How to complete this task: Which lines in the records below contain the word "data"? Copy each of them.

Task input:
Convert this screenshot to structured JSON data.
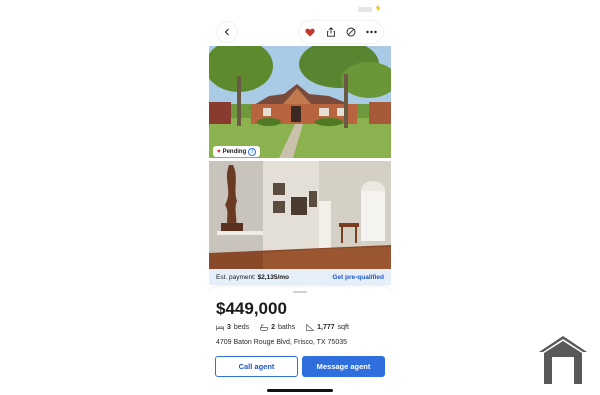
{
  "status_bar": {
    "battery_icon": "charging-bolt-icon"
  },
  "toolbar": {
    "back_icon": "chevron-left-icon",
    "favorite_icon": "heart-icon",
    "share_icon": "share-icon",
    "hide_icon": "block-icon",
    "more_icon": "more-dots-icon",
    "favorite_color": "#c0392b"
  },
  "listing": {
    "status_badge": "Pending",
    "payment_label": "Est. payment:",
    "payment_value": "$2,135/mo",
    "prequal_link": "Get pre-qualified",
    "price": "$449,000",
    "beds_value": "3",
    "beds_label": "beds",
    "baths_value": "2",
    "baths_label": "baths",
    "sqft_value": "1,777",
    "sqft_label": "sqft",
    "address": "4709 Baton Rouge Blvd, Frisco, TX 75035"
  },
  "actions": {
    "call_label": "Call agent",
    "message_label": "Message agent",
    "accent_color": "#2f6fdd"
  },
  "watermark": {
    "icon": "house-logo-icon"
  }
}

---

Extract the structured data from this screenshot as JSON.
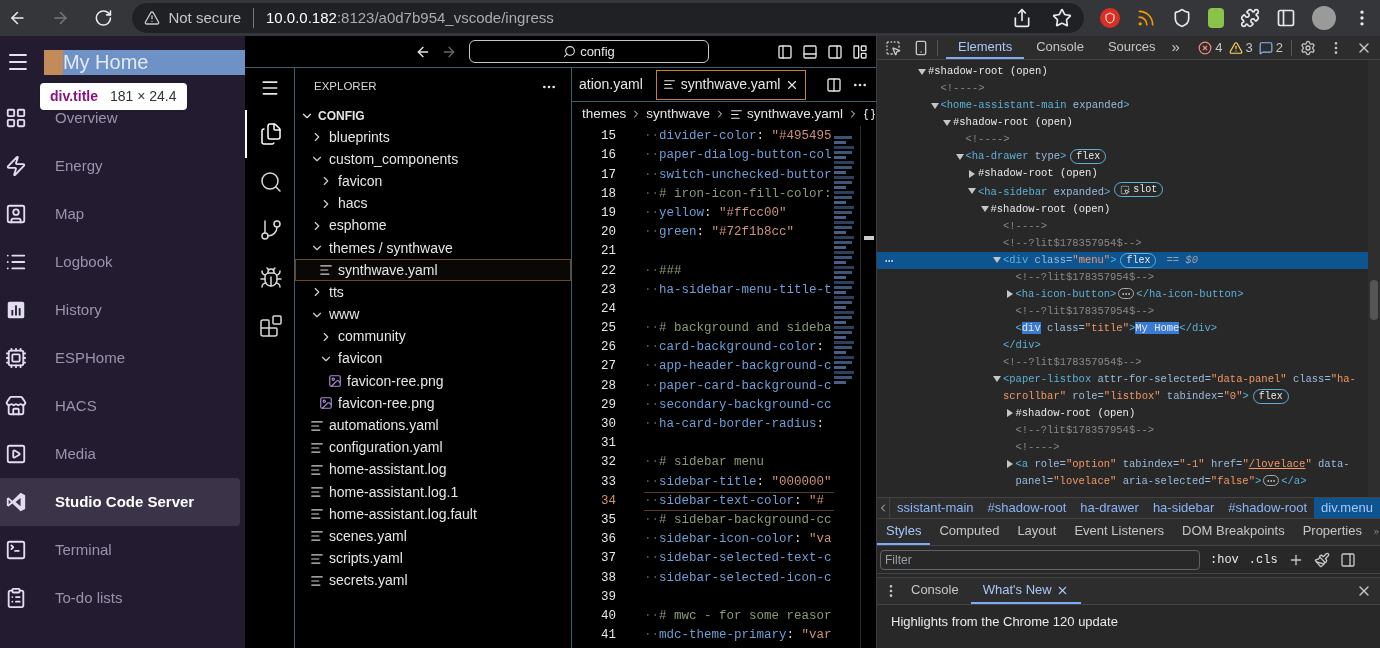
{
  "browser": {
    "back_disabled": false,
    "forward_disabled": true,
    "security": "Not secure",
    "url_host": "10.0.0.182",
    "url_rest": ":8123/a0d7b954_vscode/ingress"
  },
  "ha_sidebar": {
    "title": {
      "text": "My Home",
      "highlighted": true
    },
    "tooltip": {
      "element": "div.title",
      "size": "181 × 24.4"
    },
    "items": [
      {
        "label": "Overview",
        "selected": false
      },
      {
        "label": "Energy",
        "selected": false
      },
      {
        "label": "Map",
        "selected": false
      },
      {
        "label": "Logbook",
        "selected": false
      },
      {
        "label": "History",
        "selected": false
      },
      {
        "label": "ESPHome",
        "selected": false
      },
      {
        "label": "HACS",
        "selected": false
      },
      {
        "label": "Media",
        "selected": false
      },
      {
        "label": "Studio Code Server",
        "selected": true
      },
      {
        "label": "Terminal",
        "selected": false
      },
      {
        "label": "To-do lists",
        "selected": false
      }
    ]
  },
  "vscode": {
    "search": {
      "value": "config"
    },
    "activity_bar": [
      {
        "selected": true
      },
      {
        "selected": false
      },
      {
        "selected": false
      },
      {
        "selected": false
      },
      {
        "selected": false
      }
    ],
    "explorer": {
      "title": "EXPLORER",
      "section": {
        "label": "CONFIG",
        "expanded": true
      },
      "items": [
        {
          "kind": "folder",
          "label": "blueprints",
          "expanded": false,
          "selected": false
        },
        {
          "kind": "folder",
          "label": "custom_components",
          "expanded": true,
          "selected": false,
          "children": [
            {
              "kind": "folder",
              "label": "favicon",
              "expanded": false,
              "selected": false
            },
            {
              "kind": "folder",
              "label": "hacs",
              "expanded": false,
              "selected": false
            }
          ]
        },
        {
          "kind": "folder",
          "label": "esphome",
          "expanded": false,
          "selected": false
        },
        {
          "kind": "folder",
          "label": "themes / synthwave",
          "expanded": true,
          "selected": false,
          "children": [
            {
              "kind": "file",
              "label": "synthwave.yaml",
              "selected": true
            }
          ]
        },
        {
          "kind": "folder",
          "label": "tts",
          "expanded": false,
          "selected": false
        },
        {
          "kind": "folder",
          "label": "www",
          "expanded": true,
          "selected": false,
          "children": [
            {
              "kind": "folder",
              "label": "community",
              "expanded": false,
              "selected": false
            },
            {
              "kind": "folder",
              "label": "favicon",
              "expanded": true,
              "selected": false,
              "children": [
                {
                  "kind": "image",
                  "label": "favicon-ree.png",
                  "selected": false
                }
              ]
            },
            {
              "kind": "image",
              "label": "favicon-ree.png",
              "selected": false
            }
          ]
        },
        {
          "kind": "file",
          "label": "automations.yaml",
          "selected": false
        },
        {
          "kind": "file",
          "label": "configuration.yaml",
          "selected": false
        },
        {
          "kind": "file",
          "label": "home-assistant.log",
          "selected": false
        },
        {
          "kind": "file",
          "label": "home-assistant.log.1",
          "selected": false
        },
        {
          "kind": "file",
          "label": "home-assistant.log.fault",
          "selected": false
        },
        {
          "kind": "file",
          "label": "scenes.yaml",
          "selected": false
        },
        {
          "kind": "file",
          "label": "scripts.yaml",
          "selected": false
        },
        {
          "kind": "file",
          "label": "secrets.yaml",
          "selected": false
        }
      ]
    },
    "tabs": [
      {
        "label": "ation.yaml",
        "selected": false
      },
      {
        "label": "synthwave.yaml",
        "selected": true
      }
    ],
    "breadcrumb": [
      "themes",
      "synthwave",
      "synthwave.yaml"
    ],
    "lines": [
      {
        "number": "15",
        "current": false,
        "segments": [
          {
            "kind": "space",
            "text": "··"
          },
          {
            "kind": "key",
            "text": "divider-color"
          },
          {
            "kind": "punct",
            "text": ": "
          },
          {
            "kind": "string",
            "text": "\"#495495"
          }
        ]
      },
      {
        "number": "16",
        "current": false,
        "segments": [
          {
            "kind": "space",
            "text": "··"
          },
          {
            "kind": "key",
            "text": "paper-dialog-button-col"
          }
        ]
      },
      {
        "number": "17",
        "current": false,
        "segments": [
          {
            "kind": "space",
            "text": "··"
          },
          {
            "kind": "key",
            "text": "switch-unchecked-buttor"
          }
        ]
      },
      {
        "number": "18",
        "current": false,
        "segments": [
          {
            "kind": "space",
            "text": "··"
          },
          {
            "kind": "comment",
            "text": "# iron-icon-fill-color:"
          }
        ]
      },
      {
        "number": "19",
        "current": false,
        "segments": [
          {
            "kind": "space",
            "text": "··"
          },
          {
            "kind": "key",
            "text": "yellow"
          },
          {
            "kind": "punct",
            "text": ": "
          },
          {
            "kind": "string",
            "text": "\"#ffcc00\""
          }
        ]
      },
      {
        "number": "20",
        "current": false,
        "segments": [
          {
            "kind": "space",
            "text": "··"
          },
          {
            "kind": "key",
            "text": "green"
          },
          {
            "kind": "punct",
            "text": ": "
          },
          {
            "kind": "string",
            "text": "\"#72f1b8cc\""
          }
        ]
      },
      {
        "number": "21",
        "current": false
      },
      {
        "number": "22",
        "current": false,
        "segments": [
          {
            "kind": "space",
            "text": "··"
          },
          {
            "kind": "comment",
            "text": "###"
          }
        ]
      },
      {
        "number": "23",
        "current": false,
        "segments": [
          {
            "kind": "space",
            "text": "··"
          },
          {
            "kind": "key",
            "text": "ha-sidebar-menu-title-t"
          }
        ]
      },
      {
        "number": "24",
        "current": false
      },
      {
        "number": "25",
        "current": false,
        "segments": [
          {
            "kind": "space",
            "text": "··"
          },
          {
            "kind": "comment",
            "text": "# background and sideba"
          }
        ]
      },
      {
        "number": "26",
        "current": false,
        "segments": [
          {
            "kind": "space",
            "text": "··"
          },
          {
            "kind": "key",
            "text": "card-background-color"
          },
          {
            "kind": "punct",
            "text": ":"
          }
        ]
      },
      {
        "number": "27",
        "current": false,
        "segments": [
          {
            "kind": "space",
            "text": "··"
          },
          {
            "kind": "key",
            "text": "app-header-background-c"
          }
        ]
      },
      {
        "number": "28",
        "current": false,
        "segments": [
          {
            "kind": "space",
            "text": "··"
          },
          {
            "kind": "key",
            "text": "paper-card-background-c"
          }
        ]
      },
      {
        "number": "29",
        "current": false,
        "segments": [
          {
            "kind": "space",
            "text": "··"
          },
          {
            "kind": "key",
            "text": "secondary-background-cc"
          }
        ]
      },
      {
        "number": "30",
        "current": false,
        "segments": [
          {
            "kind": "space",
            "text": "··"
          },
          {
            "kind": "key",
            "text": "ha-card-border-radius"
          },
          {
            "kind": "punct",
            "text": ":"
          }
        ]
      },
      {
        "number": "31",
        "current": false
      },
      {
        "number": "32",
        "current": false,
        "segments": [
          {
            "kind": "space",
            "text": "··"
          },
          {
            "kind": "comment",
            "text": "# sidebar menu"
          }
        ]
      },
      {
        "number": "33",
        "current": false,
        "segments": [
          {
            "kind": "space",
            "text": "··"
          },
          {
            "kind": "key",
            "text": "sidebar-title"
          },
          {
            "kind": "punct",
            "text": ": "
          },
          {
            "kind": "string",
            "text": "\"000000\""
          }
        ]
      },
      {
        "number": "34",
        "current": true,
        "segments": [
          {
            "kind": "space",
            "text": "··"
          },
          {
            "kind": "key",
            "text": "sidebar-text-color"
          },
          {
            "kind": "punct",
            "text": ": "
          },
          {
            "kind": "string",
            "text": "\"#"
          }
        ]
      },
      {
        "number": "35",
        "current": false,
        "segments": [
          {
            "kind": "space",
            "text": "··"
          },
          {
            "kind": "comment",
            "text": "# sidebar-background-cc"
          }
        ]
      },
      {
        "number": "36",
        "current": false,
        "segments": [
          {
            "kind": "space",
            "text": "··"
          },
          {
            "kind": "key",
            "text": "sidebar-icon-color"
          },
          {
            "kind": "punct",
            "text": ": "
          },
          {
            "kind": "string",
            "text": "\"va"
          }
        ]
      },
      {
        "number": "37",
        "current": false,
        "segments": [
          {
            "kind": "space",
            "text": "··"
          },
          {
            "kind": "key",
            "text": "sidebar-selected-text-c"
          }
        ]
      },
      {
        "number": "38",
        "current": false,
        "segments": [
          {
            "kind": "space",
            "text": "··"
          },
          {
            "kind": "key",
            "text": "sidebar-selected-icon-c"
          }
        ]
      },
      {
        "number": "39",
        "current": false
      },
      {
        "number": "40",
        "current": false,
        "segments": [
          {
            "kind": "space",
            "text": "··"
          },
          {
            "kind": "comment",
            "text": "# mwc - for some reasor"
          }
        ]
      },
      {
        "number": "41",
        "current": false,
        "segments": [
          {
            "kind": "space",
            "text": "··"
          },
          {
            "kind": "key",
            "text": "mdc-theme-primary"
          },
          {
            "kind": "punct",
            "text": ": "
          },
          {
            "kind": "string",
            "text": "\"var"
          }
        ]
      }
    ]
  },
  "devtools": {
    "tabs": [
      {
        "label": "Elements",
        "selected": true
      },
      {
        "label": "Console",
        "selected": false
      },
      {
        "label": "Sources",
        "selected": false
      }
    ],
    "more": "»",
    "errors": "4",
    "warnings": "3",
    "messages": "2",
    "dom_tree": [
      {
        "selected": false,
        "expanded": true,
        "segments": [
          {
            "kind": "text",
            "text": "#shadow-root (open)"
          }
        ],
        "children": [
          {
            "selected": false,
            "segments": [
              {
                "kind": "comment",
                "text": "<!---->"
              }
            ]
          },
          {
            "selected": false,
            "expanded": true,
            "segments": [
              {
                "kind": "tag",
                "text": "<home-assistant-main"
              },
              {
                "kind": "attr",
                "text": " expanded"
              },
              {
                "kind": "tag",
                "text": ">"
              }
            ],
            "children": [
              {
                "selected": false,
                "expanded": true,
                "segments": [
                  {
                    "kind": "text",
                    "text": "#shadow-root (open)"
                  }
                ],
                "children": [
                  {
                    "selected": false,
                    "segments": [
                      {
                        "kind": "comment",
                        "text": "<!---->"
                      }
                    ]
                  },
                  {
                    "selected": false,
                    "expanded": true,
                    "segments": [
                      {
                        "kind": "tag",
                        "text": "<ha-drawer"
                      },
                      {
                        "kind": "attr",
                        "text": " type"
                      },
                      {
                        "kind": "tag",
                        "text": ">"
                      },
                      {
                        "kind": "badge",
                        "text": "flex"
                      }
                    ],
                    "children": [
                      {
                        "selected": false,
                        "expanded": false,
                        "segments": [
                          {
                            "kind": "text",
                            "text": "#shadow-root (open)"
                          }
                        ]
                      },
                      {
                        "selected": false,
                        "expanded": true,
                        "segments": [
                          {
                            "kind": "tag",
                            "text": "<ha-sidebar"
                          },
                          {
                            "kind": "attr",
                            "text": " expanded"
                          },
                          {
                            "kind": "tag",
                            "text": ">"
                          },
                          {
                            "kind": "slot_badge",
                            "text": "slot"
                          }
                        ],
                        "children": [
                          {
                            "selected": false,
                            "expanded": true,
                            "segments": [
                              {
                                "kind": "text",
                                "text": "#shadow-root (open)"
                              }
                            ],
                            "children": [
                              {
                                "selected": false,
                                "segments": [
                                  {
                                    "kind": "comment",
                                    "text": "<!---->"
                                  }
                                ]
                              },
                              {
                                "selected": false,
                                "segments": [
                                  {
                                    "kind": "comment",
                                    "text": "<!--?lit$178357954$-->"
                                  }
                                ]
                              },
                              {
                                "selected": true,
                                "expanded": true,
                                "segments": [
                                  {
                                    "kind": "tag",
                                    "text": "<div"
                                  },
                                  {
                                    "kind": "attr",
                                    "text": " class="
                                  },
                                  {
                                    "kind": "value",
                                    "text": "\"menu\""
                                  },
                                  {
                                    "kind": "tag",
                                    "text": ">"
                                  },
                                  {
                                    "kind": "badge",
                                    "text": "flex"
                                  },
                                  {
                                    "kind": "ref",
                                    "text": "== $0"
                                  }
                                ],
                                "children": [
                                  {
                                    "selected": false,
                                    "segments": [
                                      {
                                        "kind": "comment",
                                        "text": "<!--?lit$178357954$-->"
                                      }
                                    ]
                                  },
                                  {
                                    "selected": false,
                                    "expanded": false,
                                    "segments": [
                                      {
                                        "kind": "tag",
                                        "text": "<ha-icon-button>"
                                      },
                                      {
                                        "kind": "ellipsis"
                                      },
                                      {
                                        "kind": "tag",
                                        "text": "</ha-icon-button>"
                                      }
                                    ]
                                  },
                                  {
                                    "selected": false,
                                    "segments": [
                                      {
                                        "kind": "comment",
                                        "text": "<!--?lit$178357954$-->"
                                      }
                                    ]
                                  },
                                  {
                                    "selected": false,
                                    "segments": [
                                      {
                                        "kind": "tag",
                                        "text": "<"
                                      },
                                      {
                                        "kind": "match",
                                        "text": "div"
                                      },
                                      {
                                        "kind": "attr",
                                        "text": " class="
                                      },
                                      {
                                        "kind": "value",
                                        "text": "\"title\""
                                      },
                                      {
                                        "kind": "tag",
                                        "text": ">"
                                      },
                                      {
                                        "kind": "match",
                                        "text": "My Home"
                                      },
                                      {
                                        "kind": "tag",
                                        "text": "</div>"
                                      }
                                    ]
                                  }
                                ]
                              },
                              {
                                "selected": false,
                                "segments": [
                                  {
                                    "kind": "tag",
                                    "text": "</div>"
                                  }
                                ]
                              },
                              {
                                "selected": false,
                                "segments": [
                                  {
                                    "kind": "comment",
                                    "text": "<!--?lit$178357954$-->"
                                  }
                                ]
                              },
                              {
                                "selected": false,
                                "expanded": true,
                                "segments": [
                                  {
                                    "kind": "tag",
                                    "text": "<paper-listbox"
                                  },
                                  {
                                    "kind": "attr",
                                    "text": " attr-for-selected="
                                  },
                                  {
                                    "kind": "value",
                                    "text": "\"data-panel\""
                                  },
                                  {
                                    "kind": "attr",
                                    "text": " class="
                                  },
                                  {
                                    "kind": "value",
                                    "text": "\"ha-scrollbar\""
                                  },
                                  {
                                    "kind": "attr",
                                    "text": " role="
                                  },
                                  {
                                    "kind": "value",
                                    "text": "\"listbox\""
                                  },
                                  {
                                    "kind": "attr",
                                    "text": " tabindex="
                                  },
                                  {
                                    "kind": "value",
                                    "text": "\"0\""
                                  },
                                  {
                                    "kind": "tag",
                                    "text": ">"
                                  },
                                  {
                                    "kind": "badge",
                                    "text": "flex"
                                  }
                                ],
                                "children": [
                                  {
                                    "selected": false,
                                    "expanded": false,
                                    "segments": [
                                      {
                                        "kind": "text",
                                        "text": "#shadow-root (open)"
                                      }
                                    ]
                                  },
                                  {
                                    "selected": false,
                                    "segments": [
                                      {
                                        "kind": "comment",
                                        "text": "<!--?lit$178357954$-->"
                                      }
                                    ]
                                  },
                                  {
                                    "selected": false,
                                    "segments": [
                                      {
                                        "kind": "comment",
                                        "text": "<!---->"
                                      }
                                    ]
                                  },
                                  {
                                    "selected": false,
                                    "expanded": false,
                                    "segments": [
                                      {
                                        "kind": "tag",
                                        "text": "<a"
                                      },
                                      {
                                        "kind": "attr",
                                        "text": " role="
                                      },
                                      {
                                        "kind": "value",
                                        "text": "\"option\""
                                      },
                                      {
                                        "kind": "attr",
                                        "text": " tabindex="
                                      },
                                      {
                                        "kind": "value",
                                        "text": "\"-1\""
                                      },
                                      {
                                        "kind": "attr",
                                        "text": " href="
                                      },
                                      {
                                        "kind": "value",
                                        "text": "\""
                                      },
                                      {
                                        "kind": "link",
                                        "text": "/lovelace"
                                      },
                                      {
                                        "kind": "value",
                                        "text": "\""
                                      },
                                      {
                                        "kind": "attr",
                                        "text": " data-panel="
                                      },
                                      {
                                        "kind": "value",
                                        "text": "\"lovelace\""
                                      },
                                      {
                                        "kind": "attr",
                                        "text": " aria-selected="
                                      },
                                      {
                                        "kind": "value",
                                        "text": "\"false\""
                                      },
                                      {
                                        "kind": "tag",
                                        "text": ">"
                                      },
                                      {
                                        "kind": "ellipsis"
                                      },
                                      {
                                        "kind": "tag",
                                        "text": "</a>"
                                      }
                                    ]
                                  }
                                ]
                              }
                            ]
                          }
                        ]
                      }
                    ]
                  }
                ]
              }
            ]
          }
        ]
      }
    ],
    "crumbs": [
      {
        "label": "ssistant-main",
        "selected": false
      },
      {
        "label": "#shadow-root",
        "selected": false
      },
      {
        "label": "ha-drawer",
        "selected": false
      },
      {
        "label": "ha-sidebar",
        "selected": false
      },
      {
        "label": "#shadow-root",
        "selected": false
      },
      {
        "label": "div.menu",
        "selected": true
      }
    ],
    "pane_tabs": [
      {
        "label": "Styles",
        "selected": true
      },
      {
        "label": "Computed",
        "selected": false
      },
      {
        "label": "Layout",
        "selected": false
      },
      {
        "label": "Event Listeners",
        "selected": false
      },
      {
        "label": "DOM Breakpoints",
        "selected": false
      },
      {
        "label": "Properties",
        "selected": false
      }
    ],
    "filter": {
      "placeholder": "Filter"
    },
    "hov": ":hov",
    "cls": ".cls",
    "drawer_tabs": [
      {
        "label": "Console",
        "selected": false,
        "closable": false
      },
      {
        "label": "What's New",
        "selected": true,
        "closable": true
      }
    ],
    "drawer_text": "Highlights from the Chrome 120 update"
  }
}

Response area:
Convert this screenshot to structured JSON data.
Extract the structured data from this screenshot as JSON.
                                    "text": "\"data-panel\""
                                        "text": " data-panel="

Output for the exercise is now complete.